A traditional Christmas meal in the UK. Traditional Christmas dinner. An English breakfast. I'm really enjoying life in a foreign country, however there is always the odd home comfort I really miss (usually food).
The other day I was craving nothing more than a good old English breakfast so I searched high and low in the French supermarket to stock up on ingredients to make one. A traditional full English breakfast, also commonly known as a fry up, consists of the following: Eggs (either fried or scrambled) Bacon Sausage Toast or fried bread Baked beans Hash browns Tomato Mushrooms This is usually served with ketchup on the side, a glass of orange juice and of course a big cup of tea.
Often people are mistaken that this is the kind of thing British people eat at the start of every day but that is rarely the case. A standard breakfast in the UK really varies from person to person. I am enjoying breakfasts in France, though - fresh bread and croissants from the bakery are a perfect start to my day! An English afternoon tea party.
Most weekends, my friends and I cook something all together and have a fun themed party.
So far, we have had traditional Spanish, Mexican and Italian themed evenings which have been a lot of fun! This week, I suggested we should have an English afternoon tea party so these are the things I think we will need and how to make them (in case you want to have an English afternoon tea party at home!) : First of all, tea is very important! Use your best teapot and cups and make sure there is plenty of milk and sugar to add to the tea. Next, you need to prepare sandwiches. Then, every tea party needs scones!

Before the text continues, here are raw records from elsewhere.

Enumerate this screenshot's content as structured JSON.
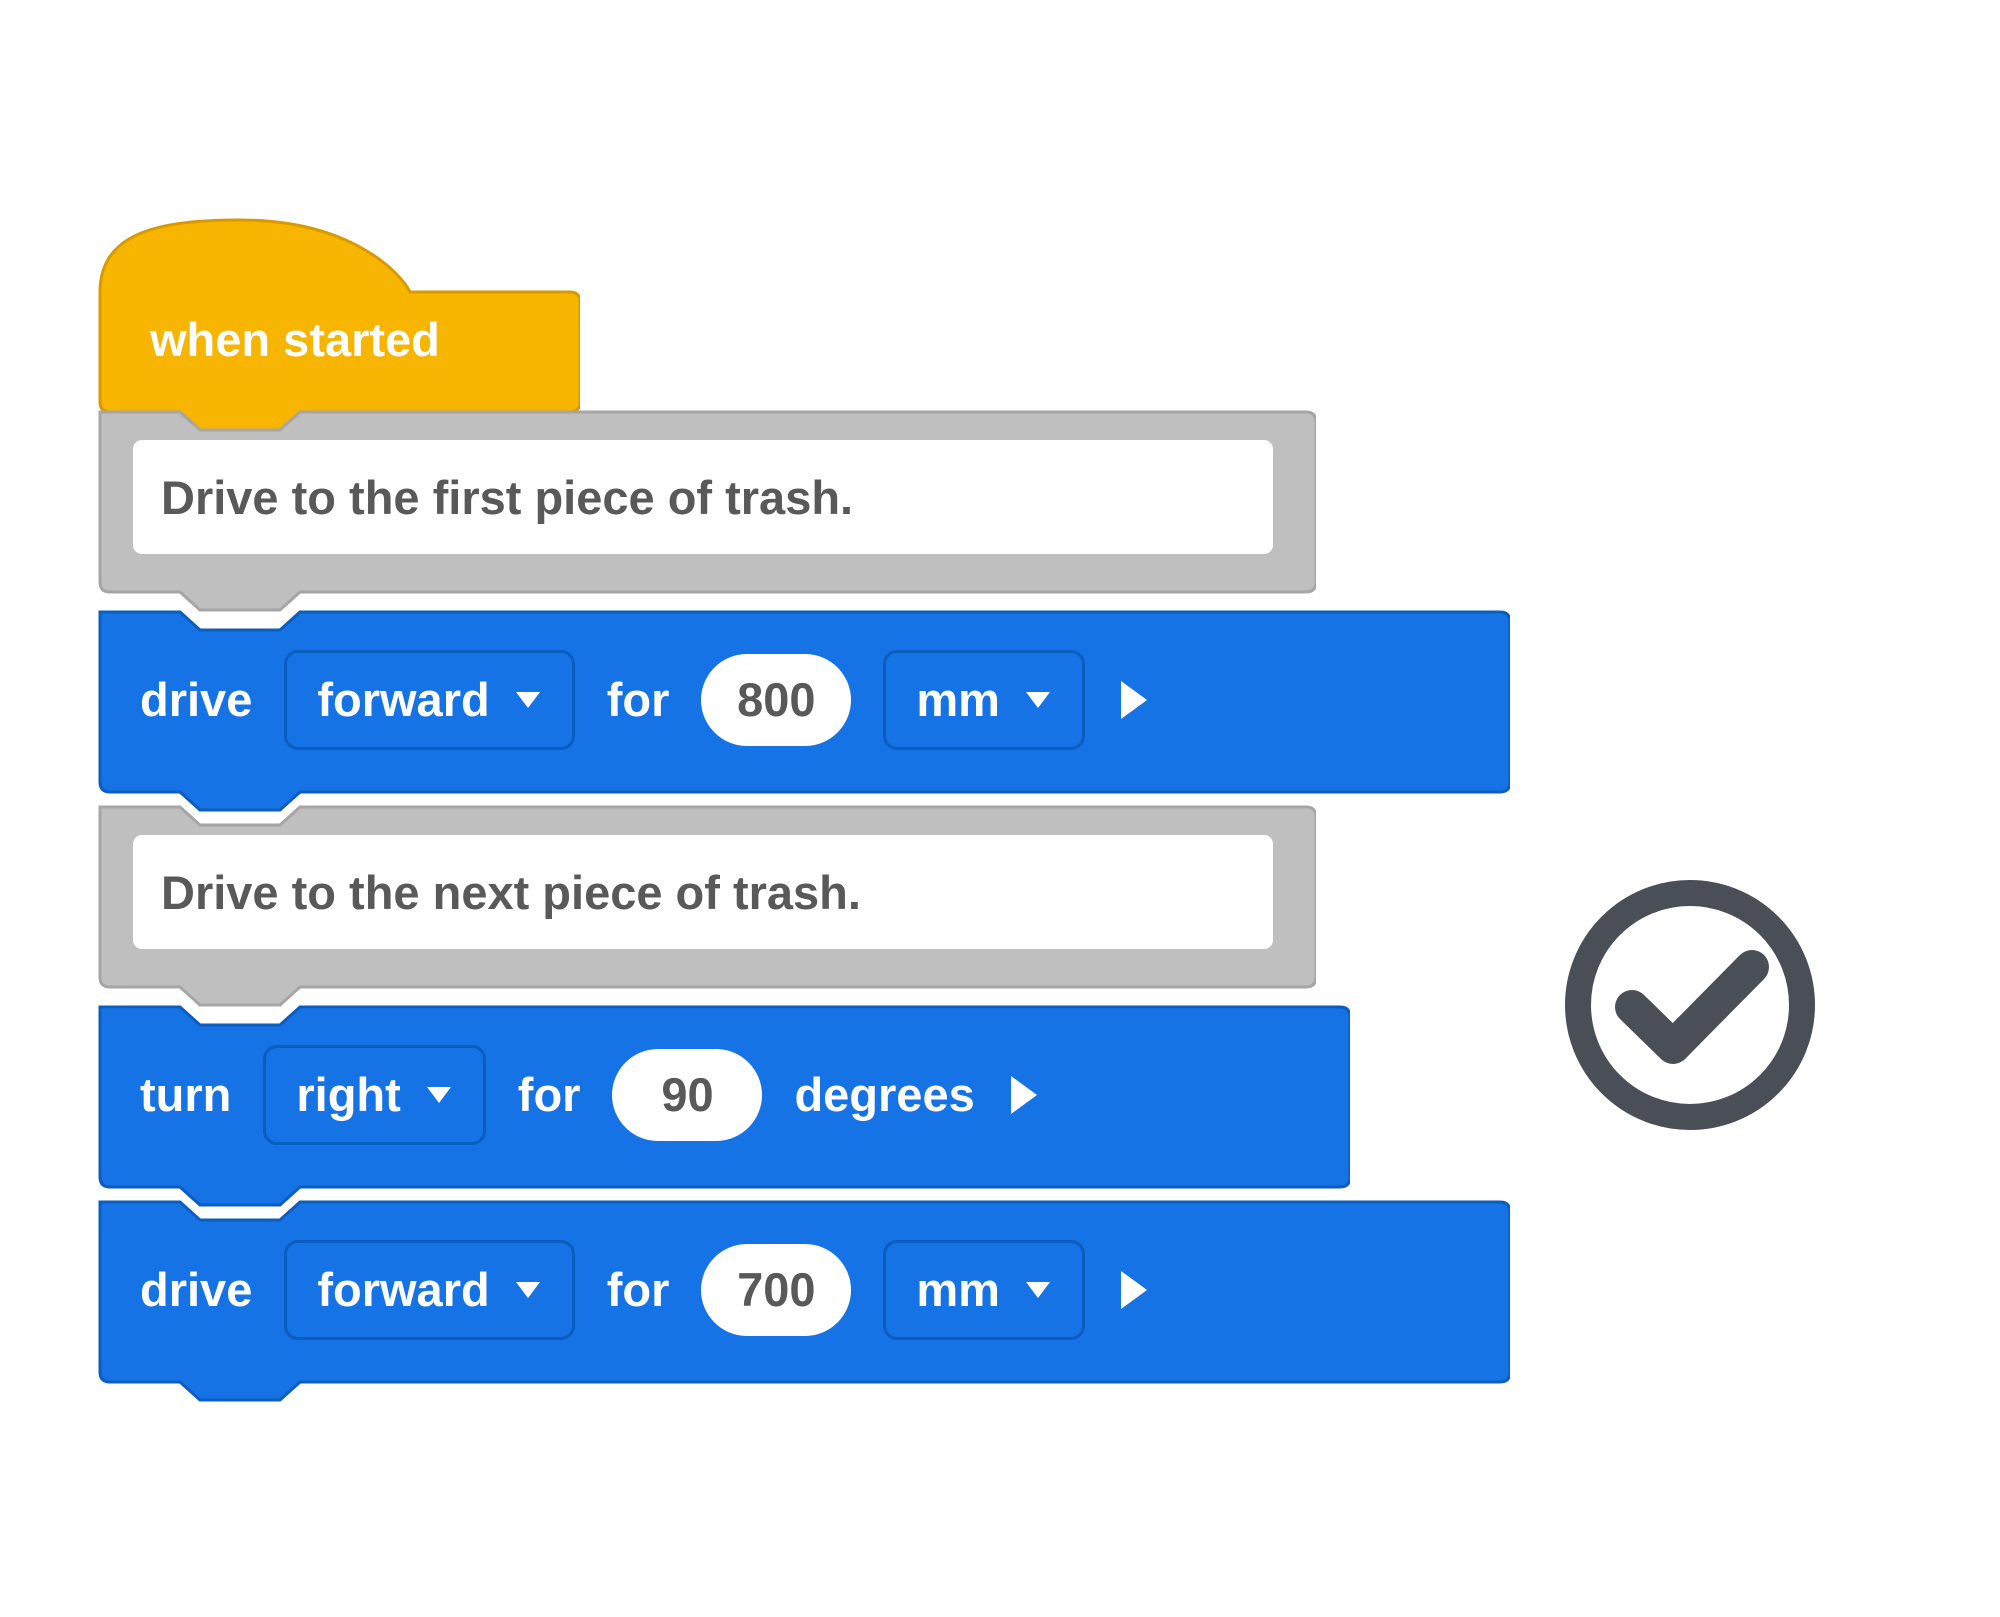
{
  "hat": {
    "label": "when started"
  },
  "blocks": {
    "comment1": {
      "text": "Drive to the first piece of trash."
    },
    "drive1": {
      "cmd": "drive",
      "direction": "forward",
      "for_label": "for",
      "value": "800",
      "unit": "mm"
    },
    "comment2": {
      "text": "Drive to the next piece of trash."
    },
    "turn1": {
      "cmd": "turn",
      "direction": "right",
      "for_label": "for",
      "value": "90",
      "unit_label": "degrees"
    },
    "drive2": {
      "cmd": "drive",
      "direction": "forward",
      "for_label": "for",
      "value": "700",
      "unit": "mm"
    }
  },
  "colors": {
    "hat_fill": "#f7b500",
    "hat_stroke": "#d99a00",
    "comment_fill": "#bfbfbf",
    "comment_stroke": "#a6a6a6",
    "cmd_fill": "#1673e6",
    "cmd_stroke": "#0b5dbf",
    "check": "#4a4e57"
  }
}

Politics. School. Traditions. A trip to Cambridge. Stereotypes ... true or false? I have just returned to the UK after a year living abroad in France.
Something that really struck me while I was away from home was the fact that very often the people I met would talk about ‘stereotypes’. It is inevitable when you meet someone who comes from a foreign country that your mind evokes associations and compares that person with the stereotypes connected with their country and culture. Many believe that there’s no smoke without fire and so if a stereotype exists, it must be based on truth.
Mi6 answers 0. Mi6 exercises 0. MI6: The British Secret Intelligence Service. You might have heard of MI6 through the man known as 007.
James Bond doesn’t exist, of course, but what about MI6? What is MI6? MI6 is very real. It is an organisation that recruits agents who collect ‘human intelligence’, or information, from countries around the world in order to protect the security of the UK. The official name for MI6 is the Secret Intelligence Service, or SIS. Shakespeare answers 6. Shakespeare exercises 5. Shakespeare. William Shakespeare was a poet and a playwright, and is widely regarded as the greatest writer in the English language.
He was born in Stratford-upon-Avon, in central England, in 1564 and he died in 1616. His surviving work consists of 38 plays, 154 sonnets (a special type of poem with 14 lines) and some other poems. He is best known for his plays, which have been translated into every major language and are performed more than those of any other playwright in the world. When William Shakespeare was 18 years old he married Anne Hathaway, and they had three children. Shakespeare went to London to work as an actor and a writer. Shakespeare’s work is still very popular today.
Scotland. Wales. England. Halloween. Flying witches, pumpkin lanterns, trick or treat...
What do you know about Halloween? Here are some Halloween facts to get started. Halloween is celebrated on 31st October. This isn’t a public holiday in Britain. Halloween is the night before the Catholic festival of All Saints and the pagan Celtic festival of Samhain (1st November). In the UK Halloween traditions are very much alive and popular, especially amongst kids and teenagers. Pumpkin lanterns These are pumpkins (an orange, football-sized vegetable) with the inside removed and a nose, eyes and mouth cut into one side.
Apple bobbing To play this game, lots of apples are placed in a large tub or bowl of water. Dressing up. Learnenglishteens.britishcouncil. Learnenglishteens.britishcouncil. What do you do with money?
Do you spend it or save it? Do you keep money in a piggy bank or do you have a bank account? Do you get pocket money from your parents or do you work to earn money? Pocket money. Online safety UK. 96% of young people in the UK regularly use the internet to communicate according to a survey of 24,000 British people aged 9-11.
A report shows that only 40% of young people know that personal information shared online stays online forever. There are about 250 million tweets generated every day and around 800 million Facebook users - that means a lot of information is shared online. So are young people using the internet safely? Private or public Do you know how to change your privacy settings on social media? The BBC Share Take Care campaign is all about helping everybody, from little kids to the over 55s, to make their online activity safer and protect themselves on the web.
UK National Anthem Lyrics HQ.